Riders need warming up too
We spend a lot of time at the beginning of any riding session warming up our horses. It is of the utmost importance, we are told, to make sure our horses are limber and supple before we start working them in properly. Naturally with older horses, this period of time is usually a bit longer and with horses with particular stiffness issues, specific warm up exercises will be necessary.
What we are often inclined to forget, however, is that riders need to be supple too. The stiffness in our own bodies affects the horse a huge amount, and can make their movements better or worse. If we are unable to sit in a properly balanced fashion and struggle to move and flex our bodies then the horse can end up crooked and one-sided. It is all to easy to say that the “this horse is stiffer on the left rein” but sometimes the reasons behind it are more personal then we realise.
I used to have issues with my lower back. There were a couple of occasions before Christmas 2012 where I ended up collapsed along the horses neck, unable to continue because my back gave out completely. It was agony and I had to handle the unbearable embarrassment of collapsing and crying in pain in front of everyone. Over time, those muscles have strengthened so much that I very rarely notice any twinges or pain at all now.
My shoulders are a different story, however, and I am unsure as to how I am meant to keep them from seizing up and knotting. Every time I get them loosened up, they revert to their tense state within a very short space of time. They are definitely better than they ever have been, due to the improvements riding has made to my overall posture, but they still cause me trouble.
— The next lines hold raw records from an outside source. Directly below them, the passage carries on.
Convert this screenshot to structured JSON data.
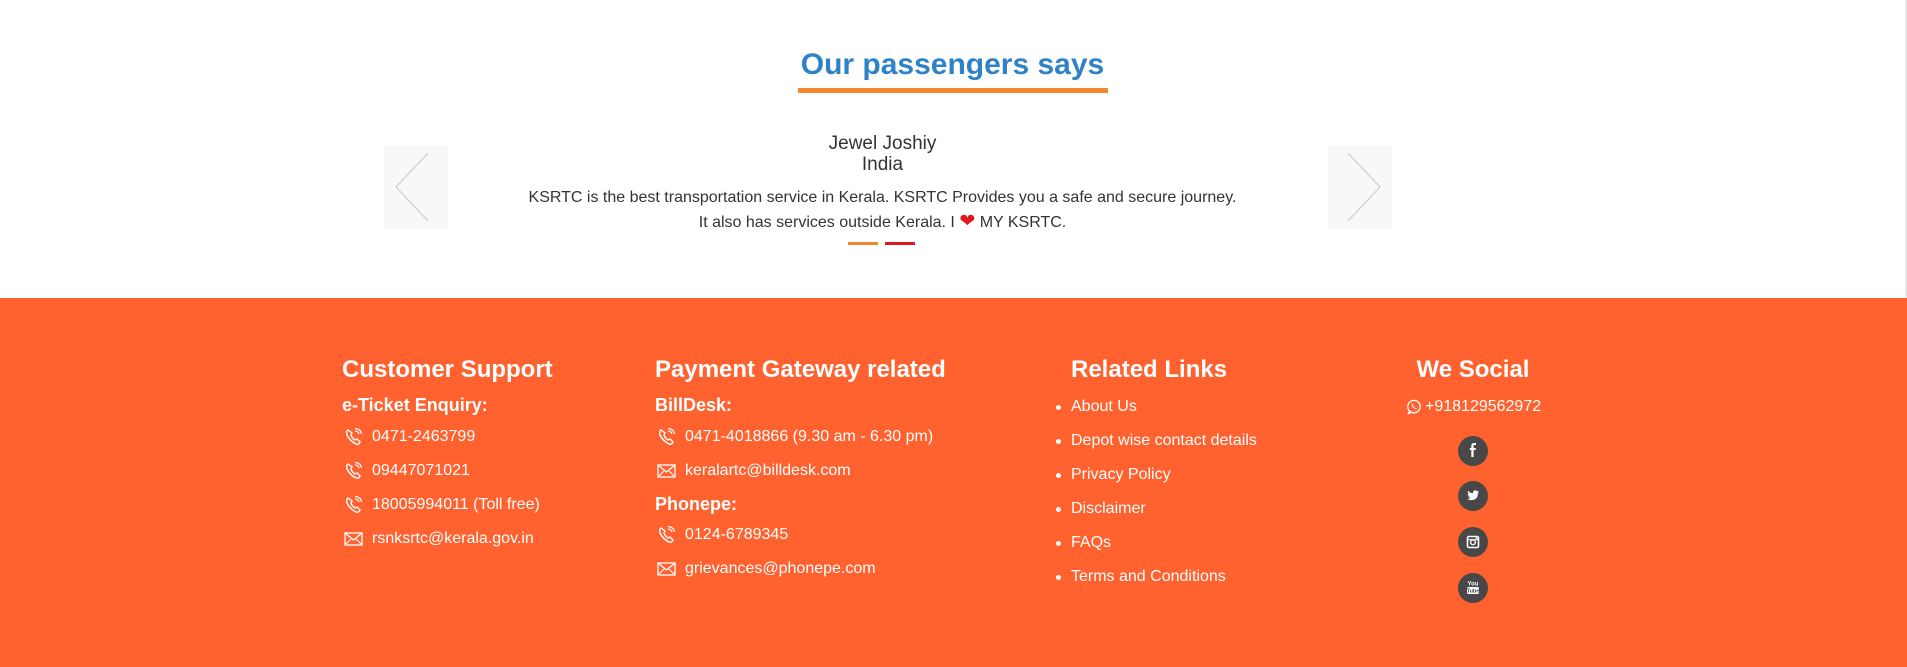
{
  "testimonials": {
    "heading": "Our passengers says",
    "name": "Jewel Joshiy",
    "country": "India",
    "quote_line1": "KSRTC is the best transportation service in Kerala. KSRTC Provides you a safe and secure journey.",
    "quote_line2_before": "It also has services outside Kerala. I",
    "quote_line2_after": "MY KSRTC.",
    "heart_icon": "heart-icon",
    "dot_colors": [
      "#f2872f",
      "#e0181b"
    ]
  },
  "footer": {
    "background": "#ff612f",
    "customer_support": {
      "title": "Customer Support",
      "subtitle": "e-Ticket Enquiry:",
      "items": [
        {
          "icon": "phone-icon",
          "text": "0471-2463799"
        },
        {
          "icon": "phone-icon",
          "text": "09447071021"
        },
        {
          "icon": "phone-icon",
          "text": "18005994011 (Toll free)"
        },
        {
          "icon": "mail-icon",
          "text": "rsnksrtc@kerala.gov.in"
        }
      ]
    },
    "payment": {
      "title": "Payment Gateway related",
      "billdesk": {
        "label": "BillDesk:",
        "items": [
          {
            "icon": "phone-icon",
            "text": "0471-4018866 (9.30 am - 6.30 pm)"
          },
          {
            "icon": "mail-icon",
            "text": "keralartc@billdesk.com"
          }
        ]
      },
      "phonepe": {
        "label": "Phonepe:",
        "items": [
          {
            "icon": "phone-icon",
            "text": "0124-6789345"
          },
          {
            "icon": "mail-icon",
            "text": "grievances@phonepe.com"
          }
        ]
      }
    },
    "related_links": {
      "title": "Related Links",
      "items": [
        "About Us",
        "Depot wise contact details",
        "Privacy Policy",
        "Disclaimer",
        "FAQs",
        "Terms and Conditions"
      ]
    },
    "social": {
      "title": "We Social",
      "whatsapp": "+918129562972",
      "icons": [
        "facebook-icon",
        "twitter-icon",
        "instagram-icon",
        "youtube-icon"
      ]
    }
  }
}
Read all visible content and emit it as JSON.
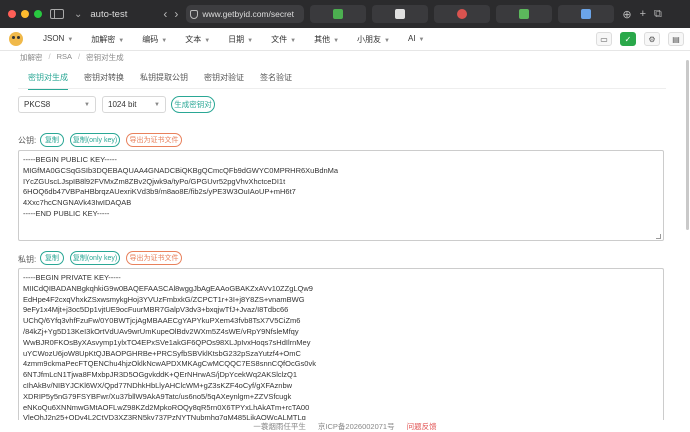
{
  "browser": {
    "active_tab": "auto-test",
    "url": "www.getbyid.com/secret",
    "colors": {
      "close": "#ff5f57",
      "minimize": "#febc2e",
      "maximize": "#28c840"
    },
    "tab_favicons": [
      "#4caf50",
      "#e0e0e0",
      "#d9534f",
      "#5cb85c",
      "#6ba4e8",
      "#9c7be0",
      "#888888"
    ]
  },
  "menu": {
    "items": [
      "JSON",
      "加解密",
      "编码",
      "文本",
      "日期",
      "文件",
      "其他",
      "小朋友",
      "AI"
    ]
  },
  "breadcrumb": [
    "加解密",
    "RSA",
    "密钥对生成"
  ],
  "tabs": [
    "密钥对生成",
    "密钥对转换",
    "私钥提取公钥",
    "密钥对验证",
    "签名验证"
  ],
  "controls": {
    "format": "PKCS8",
    "size": "1024 bit",
    "generate": "生成密钥对"
  },
  "public_key": {
    "label": "公钥:",
    "copy": "复制",
    "copy_only": "复制(only key)",
    "export": "导出为证书文件",
    "text": "-----BEGIN PUBLIC KEY-----\nMIGfMA0GCSqGSIb3DQEBAQUAA4GNADCBiQKBgQCmcQFb9dGWYC0MPRHR6XuBdnMa\nIYcZGUscLJspIB8l92FVMxZm8ZBv2Qjwk9a/tyPo/GPGUvr52pgVhvXhctceDI1t\n6HOQ6db47VBPaHBbrqzAUexriKVd3b9/m8ao8E/fib2s/yPE3W3OuIAoUP+mH6t7\n4Xxc7hcCNGNAVk43IwIDAQAB\n-----END PUBLIC KEY-----"
  },
  "private_key": {
    "label": "私钥:",
    "copy": "复制",
    "copy_only": "复制(only key)",
    "export": "导出为证书文件",
    "text": "-----BEGIN PRIVATE KEY-----\nMIICdQIBADANBgkqhkiG9w0BAQEFAASCAl8wggJbAgEAAoGBAKZxAVv10ZZgLQw9\nEdHpe4F2cxqVhxkZSxwsmykgHoj3YVUzFmbxkG/ZCPCT1r+3I+j8Y8ZS+vnamBWG\n9eFy1x4Mjt+j3oc5Dp1vjtUE9ocFuurMBR7GalpV3dv3+bxqjwTfJ+Jvaz/I8Tdbc66\nUChQ/6Yfq3vhfFzuFw/0Y0BWTjcjAgMBAAECgYAPYkuPXem43fvb8TsX7V5CiZm6\n/84kZj+Yg5D13KeI3kOrtVdUAv9wrUmKupeOlBdv2WXm5Z4sWE/vRpY9NfsleMfqy\nWwBJR0FKOsByXAsvymp1ylxTO4EPxSVe1akGF6QPOs98XLJpIvxHoqs7sHdIlrnMey\nuYCWozU6joW8UpKtQJBAOPGHRBe+PRCSyfbSBVklKtsbG232pSzaYutzf4+OmC\n4zmm9ckmaPecFTQENChu4hjzOklkNcwAPDXMKAgCwMCQQC7ES8snnCQfOcGs0vk\n6NTJfmLcN1Tjwa8FMxbpJR3D5OGgvkddK+QErNHrwAS/jDpYcekWq2AKSlclzQ1\ncIhAkBv/NIBYJCKl6WX/Qpd77NDhkHbLlyAHClcWM+gZ3sKZF4oCyf/gXFAznbw\nXDRIP5y5nG79FSYBFwr/Xu37bllW9AkA9Tatc/us6no5/5qAXeynlgm+ZZVSfcugk\neNKoQu6XNNmwGMtAOFLwZ98KZd2MpkoROQy8qR5rn0X6TPYxLhAkATm+rcTA00\nVleQhJ2n25+QDv4L2CtVD3XZ3RN5kv737PzNYTNubmhq7gM485LjkAOWcALMTLq"
  },
  "footer": {
    "motto": "一蓑烟雨任平生",
    "icp": "京ICP备2026002071号",
    "feedback": "问题反馈"
  }
}
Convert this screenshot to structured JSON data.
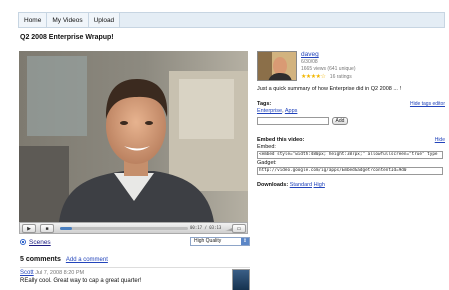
{
  "nav": {
    "tabs": [
      "Home",
      "My Videos",
      "Upload"
    ]
  },
  "page_title": "Q2 2008 Enterprise Wrapup!",
  "player": {
    "time_display": "00:17 / 03:13",
    "progress_fraction": 0.09
  },
  "scenes": {
    "label": "Scenes",
    "quality": "High Quality"
  },
  "comments": {
    "heading": "5 comments",
    "add_link": "Add a comment",
    "items": [
      {
        "author": "Scott",
        "date": "Jul 7, 2008 8:20 PM",
        "text": "REally cool. Great way to cap a great quarter!"
      }
    ]
  },
  "uploader": {
    "name": "daveg",
    "date": "6/30/08",
    "views": "1665 views (641 unique)",
    "stars": "★★★★☆",
    "ratings": "16 ratings"
  },
  "summary": "Just a quick summary of how Enterprise did in Q2 2008 ... !",
  "tags": {
    "label": "Tags:",
    "edit_link": "Hide tags editor",
    "items": [
      "Enterprise",
      "Apps"
    ],
    "add_button": "Add"
  },
  "embed": {
    "label": "Embed this video:",
    "hide_link": "Hide",
    "embed_label": "Embed:",
    "embed_code": "<embed style=\"width:480px; height:387px;\" allowfullscreen=\"true\" type",
    "gadget_label": "Gadget:",
    "gadget_code": "http://video.google.com/ig/apps/EmbedGadget?contentId=9d0"
  },
  "downloads": {
    "label": "Downloads:",
    "standard": "Standard",
    "high": "High"
  },
  "colors": {
    "link": "#2244bb",
    "nav_bg": "#e4edf5",
    "star": "#f2b600"
  }
}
Blasted things.
Last week I was fortunate enough to be able to ride during a lunchtime. I was riding a horse that is already slightly crooked, especially on the left rein, and was working over poles in jump position. It was all going splendidly until we had to work on the left rein.
“OH GOD” screamed my brain. Not only was the horse going to struggle, but so was I. My shoulder was particularly noticeable that day, with what felt like bouncy ball hiding just underneath my left shoulder blade. “You need to drop that left shoulder when you turn, you’re looking around your turn, but not moving your body” said my instructor. So I tried. I mean, I really tried. But oh, the ouch.
“Megan, why is that shoulder not turning. Turn your left shoulder!” She called across the school to me as we cantered around merrily, like a motorbike. “I….can’t….move it!” I managed to huff back. The exertions of trying to shift that blinking joint were too much for me, and we had to come back for a rest while I gathered what remained of my wits. After some discussion, it was decided that I should basically stop being a wimp and try again, this time holding the reins in my right hand and twisting my left arm around my back to force my should to drop down and round.
It. Hurt. Like. Hell.
So, the importance of being supple as a rider should not be overlooked. Without a certain amount of flexibility ourselves, we cannot possibly expect the horse to respond in the way we want. I think I’m going to have to find a way of making life easier for myself by fixing these blooming aches and pains. Somehow.
Until then I’ll just add lovely crunching sound effects to my ride.